The ActiPatch is a sealed unit with a battery life of 720-hours, so it’s worth wearing it constantly for a few days to get the full benefit, including while you sleep. Oh, and just because the pack I tried is designed for knee pain, it doesn’t mean you can’t use it elsewhere – there’s nothing stopping you from strapping it to your shoulder or back.
So does it work? As always it’s hard to say in cases like this, but I believe that it had a positive effect. The important thing to remember about electromagnetic therapy is that it’s not a cure for anything, it simply aides the body’s natural recovery process. And in my experience, anything that helps my old muscles recover more quickly is a good thing!
Another method of aiding recovery that I discovered recently is The Stick. The Stick is essentially a massage tool that breaks down the build-up or bad tissue within your muscles and promotes circulation.
When you’re training, especially if you partake in high impact activities like running, your muscles need to recover from the punishment they’re undergoing. Without adequate recovery, those muscles can become tight and put added pressure on ligaments and tendons, which could eventually lead to injury.
Everybody knows how important stretching is, but most of us don’t dedicate enough time to post workout stretching, even though we know we should. The Stick can, to some degree at least, help with this situation. Letting you loosen and massage your muscles while you’re sitting in front of the TV, or reading a book.
I’ve been using The Stick for a few weeks now and it has made a real difference to my muscle recovery, and significantly reduced on-going muscle fatigue. I’ve mainly concentrated on my legs, since that’s where muscles need the most help and attention, but you can use The Stick virtually anywhere.
Foam rollers offer a similar muscle relaxing and blood flow enhancing effect, but I personally find The Stick a bit more convenient and easier to use regularly. It’s probably worth giving both a try though, since it’s very much a case of personal preference.

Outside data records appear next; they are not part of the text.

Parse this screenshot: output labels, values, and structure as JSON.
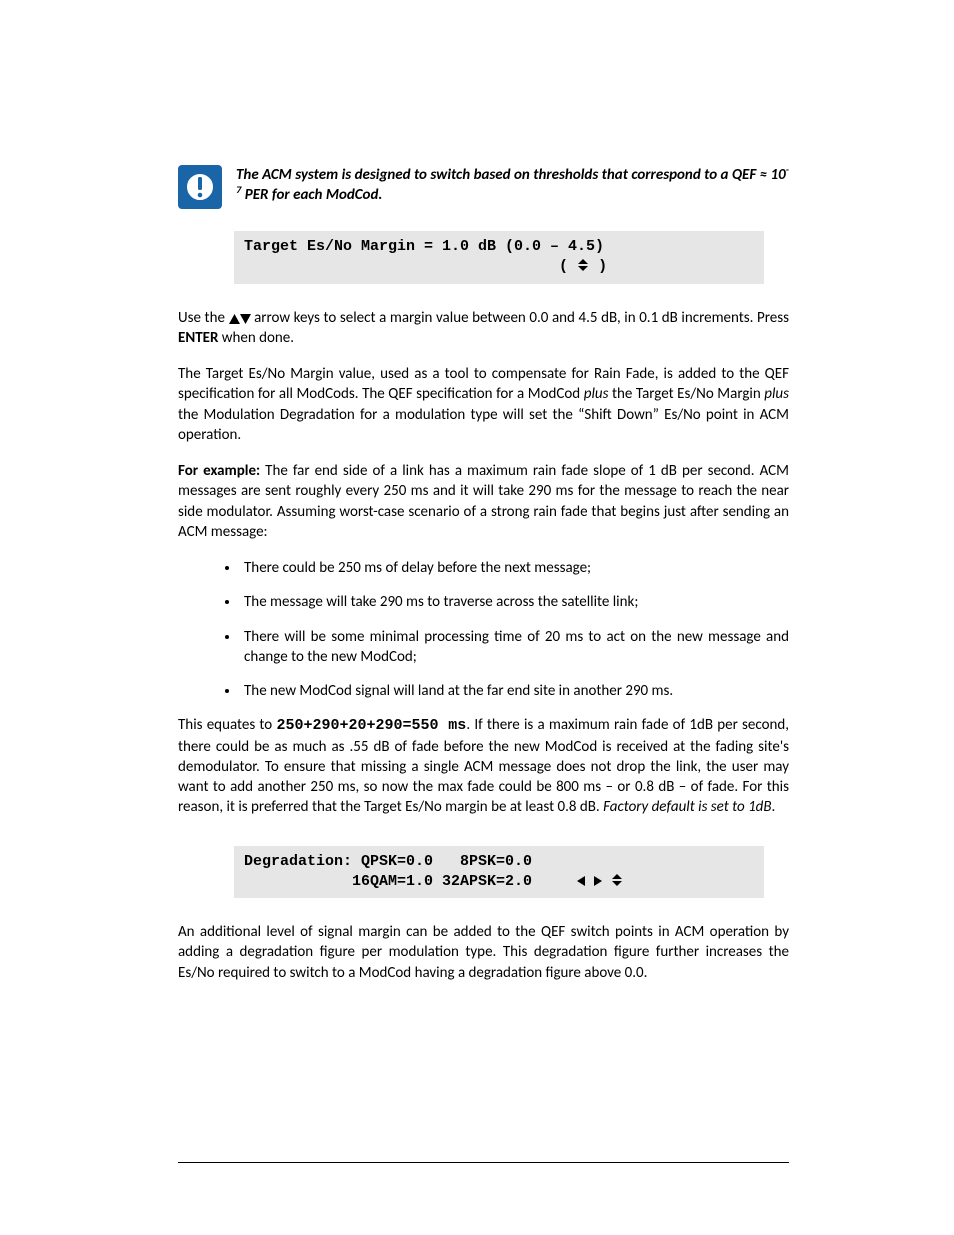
{
  "note": {
    "line1": "The ACM system is designed to switch based on thresholds that correspond to a",
    "line2_prefix": "QEF ≈ 10",
    "line2_sup": "-7",
    "line2_suffix": " PER for each ModCod."
  },
  "lcd1": {
    "line1": "Target Es/No Margin = 1.0 dB (0.0 – 4.5)",
    "line2_pad": "                                   ( ",
    "line2_close": " )"
  },
  "p1": {
    "before": "Use the ",
    "after": " arrow keys to select a margin value between 0.0 and 4.5 dB, in 0.1 dB increments. Press ",
    "bold": "ENTER",
    "tail": " when done."
  },
  "p2": {
    "a": "The Target Es/No Margin value, used as a tool to compensate for Rain Fade, is added to the QEF specification for all ModCods. The QEF specification for a ModCod ",
    "plus1": "plus",
    "b": " the Target Es/No Margin ",
    "plus2": "plus",
    "c": " the Modulation Degradation for a modulation type will set the “Shift Down” Es/No point in ACM operation."
  },
  "p3": {
    "lead": "For example:",
    "body": "  The far end side of a link has a maximum rain fade slope of 1 dB per second. ACM messages are sent roughly every 250 ms and it will take 290 ms for the message to reach the near side modulator. Assuming worst-case scenario of a strong rain fade that begins just after sending an ACM message:"
  },
  "bullets": [
    "There could be 250 ms of delay before the next message;",
    "The message will take 290 ms to traverse across the satellite link;",
    "There will be some minimal processing time of 20 ms to act on the new message and change to the new ModCod;",
    "The new ModCod signal will land at the far end site in another 290 ms."
  ],
  "p4": {
    "a": "This equates to ",
    "calc": "250+290+20+290=550 ms",
    "b": ". If there is a maximum rain fade of 1dB per second, there could be as much as .55 dB of fade before the new ModCod is received at the fading site's demodulator. To ensure that missing a single ACM message does not drop the link, the user may want to add another 250 ms, so now the max fade could be 800 ms – or 0.8 dB – of fade. For this reason, it is preferred that the Target Es/No margin be at least 0.8 dB. ",
    "ital": "Factory default is set to 1dB",
    "c": "."
  },
  "lcd2": {
    "line1": "Degradation: QPSK=0.0   8PSK=0.0",
    "line2": "            16QAM=1.0 32APSK=2.0     "
  },
  "p5": "An additional level of signal margin can be added to the QEF switch points in ACM operation by adding a degradation figure per modulation type. This degradation figure further increases the Es/No required to switch to a ModCod having a degradation figure above 0.0."
}
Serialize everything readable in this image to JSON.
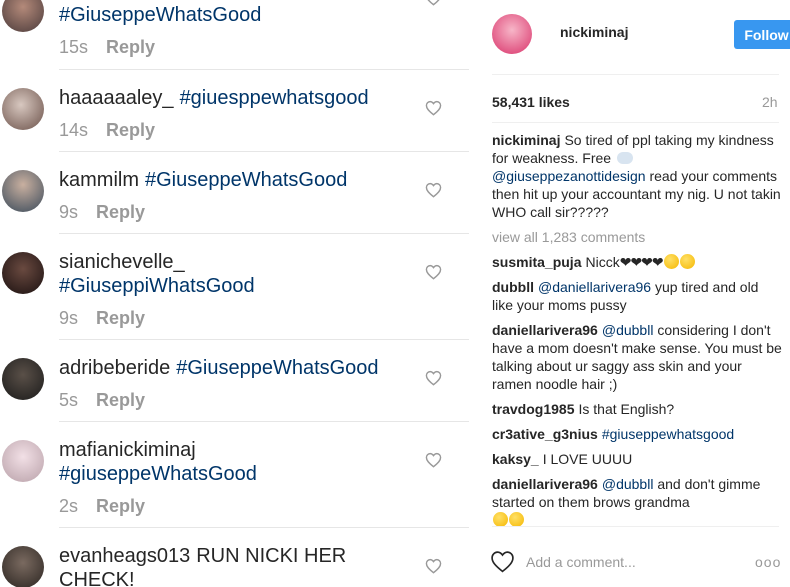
{
  "comments": [
    {
      "user": "",
      "text": "#GiuseppeWhatsGood",
      "time": "15s",
      "reply": "Reply",
      "top_partial": true
    },
    {
      "user": "haaaaaaley_",
      "text": "#giuesppewhatsgood",
      "time": "14s",
      "reply": "Reply"
    },
    {
      "user": "kammilm",
      "text": "#GiuseppeWhatsGood",
      "time": "9s",
      "reply": "Reply"
    },
    {
      "user": "sianichevelle_",
      "text": "#GiuseppiWhatsGood",
      "time": "9s",
      "reply": "Reply"
    },
    {
      "user": "adribeberide",
      "text": "#GiuseppeWhatsGood",
      "time": "5s",
      "reply": "Reply"
    },
    {
      "user": "mafianickiminaj",
      "text": "#giuseppeWhatsGood",
      "time": "2s",
      "reply": "Reply"
    },
    {
      "user": "evanheags013",
      "text": "RUN NICKI HER CHECK!",
      "time": "",
      "reply": ""
    }
  ],
  "post": {
    "username": "nickiminaj",
    "follow_label": "Follow",
    "likes": "58,431 likes",
    "age": "2h",
    "caption": {
      "user": "nickiminaj",
      "text1": "So tired of ppl taking my kindness for weakness. Free",
      "mention": "@giuseppezanottidesign",
      "text2": "read your comments then hit up your accountant my nig. U not takin WHO call sir?????"
    },
    "view_all": "view all 1,283 comments",
    "thread": [
      {
        "user": "susmita_puja",
        "text": "Nicck",
        "hearts": "❤❤❤❤",
        "emoji_count": 2
      },
      {
        "user": "dubbll",
        "mention": "@daniellarivera96",
        "text": "yup tired and old like your moms pussy"
      },
      {
        "user": "daniellarivera96",
        "mention": "@dubbll",
        "text": "considering I don't have a mom doesn't make sense. You must be talking about ur saggy ass skin and your ramen noodle hair ;)"
      },
      {
        "user": "travdog1985",
        "text": "Is that English?"
      },
      {
        "user": "cr3ative_g3nius",
        "mention": "#giuseppewhatsgood",
        "text": ""
      },
      {
        "user": "kaksy_",
        "text": "I LOVE UUUU"
      },
      {
        "user": "daniellarivera96",
        "mention": "@dubbll",
        "text": "and don't gimme started on them brows grandma",
        "emoji_count": 2
      }
    ],
    "add_comment_placeholder": "Add a comment...",
    "more_label": "ooo"
  },
  "colors": {
    "accent": "#3897f0",
    "link": "#003569",
    "muted": "#999999",
    "text": "#262626"
  },
  "icons": {
    "like": "heart-outline-icon",
    "more": "more-options-icon"
  }
}
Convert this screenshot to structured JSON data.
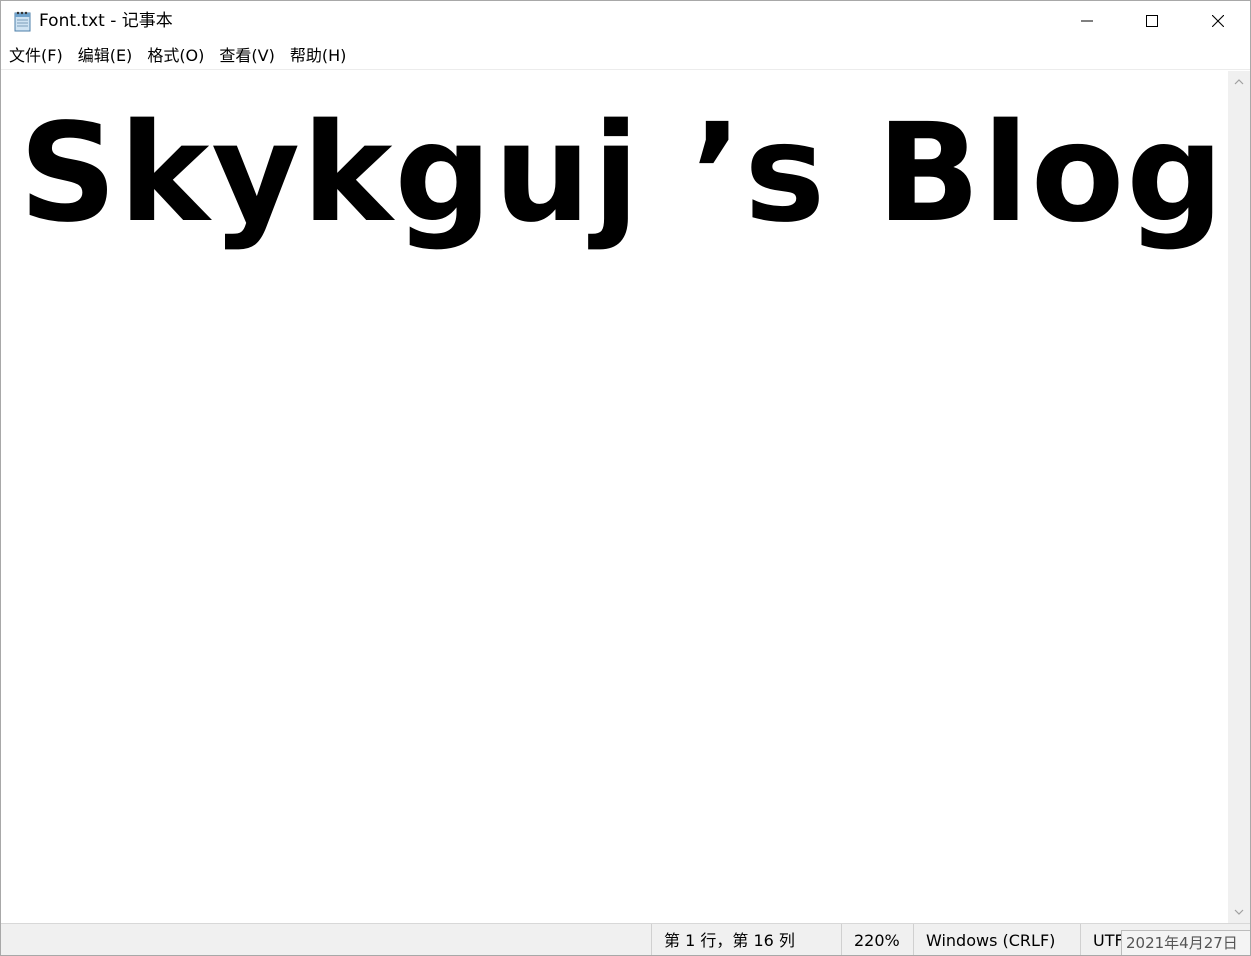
{
  "window": {
    "title": "Font.txt - 记事本"
  },
  "menu": {
    "items": [
      "文件(F)",
      "编辑(E)",
      "格式(O)",
      "查看(V)",
      "帮助(H)"
    ]
  },
  "editor": {
    "content": "Skykguj ’s Blog"
  },
  "status": {
    "position": "第 1 行，第 16 列",
    "zoom": "220%",
    "line_ending": "Windows (CRLF)",
    "encoding": "UTF-8"
  },
  "overlay": {
    "date": "2021年4月27日"
  },
  "icons": {
    "app": "notepad-icon",
    "minimize": "minimize-icon",
    "maximize": "maximize-icon",
    "close": "close-icon"
  }
}
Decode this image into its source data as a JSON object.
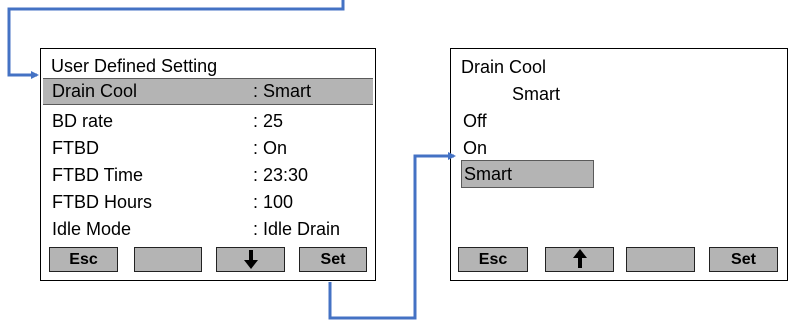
{
  "left_screen": {
    "title": "User Defined Setting",
    "rows": [
      {
        "label": "Drain Cool",
        "value": ": Smart",
        "selected": true
      },
      {
        "label": "BD rate",
        "value": ": 25",
        "selected": false
      },
      {
        "label": "FTBD",
        "value": ": On",
        "selected": false
      },
      {
        "label": "FTBD Time",
        "value": ": 23:30",
        "selected": false
      },
      {
        "label": "FTBD Hours",
        "value": ": 100",
        "selected": false
      },
      {
        "label": "Idle Mode",
        "value": ": Idle Drain",
        "selected": false
      }
    ],
    "softkeys": [
      {
        "label": "Esc",
        "icon": ""
      },
      {
        "label": "",
        "icon": ""
      },
      {
        "label": "",
        "icon": "arrow-down-icon"
      },
      {
        "label": "Set",
        "icon": ""
      }
    ]
  },
  "right_screen": {
    "title": "Drain Cool",
    "current_value": "Smart",
    "options": [
      {
        "label": "Off",
        "selected": false
      },
      {
        "label": "On",
        "selected": false
      },
      {
        "label": "Smart",
        "selected": true
      }
    ],
    "softkeys": [
      {
        "label": "Esc",
        "icon": ""
      },
      {
        "label": "",
        "icon": "arrow-up-icon"
      },
      {
        "label": "",
        "icon": ""
      },
      {
        "label": "Set",
        "icon": ""
      }
    ]
  },
  "colors": {
    "selection": "#b4b4b4",
    "connector": "#4472c4"
  }
}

Of course I’m not suggesting that you shouldn’t use conventional medicine and pain relief. I still find myself regularly slapping ibuprofen gel on various aches and pains, and still swallow my fair share of painkillers. But when it comes to managing those long term aches, or attempting to take preventative action, there are many chemical free options.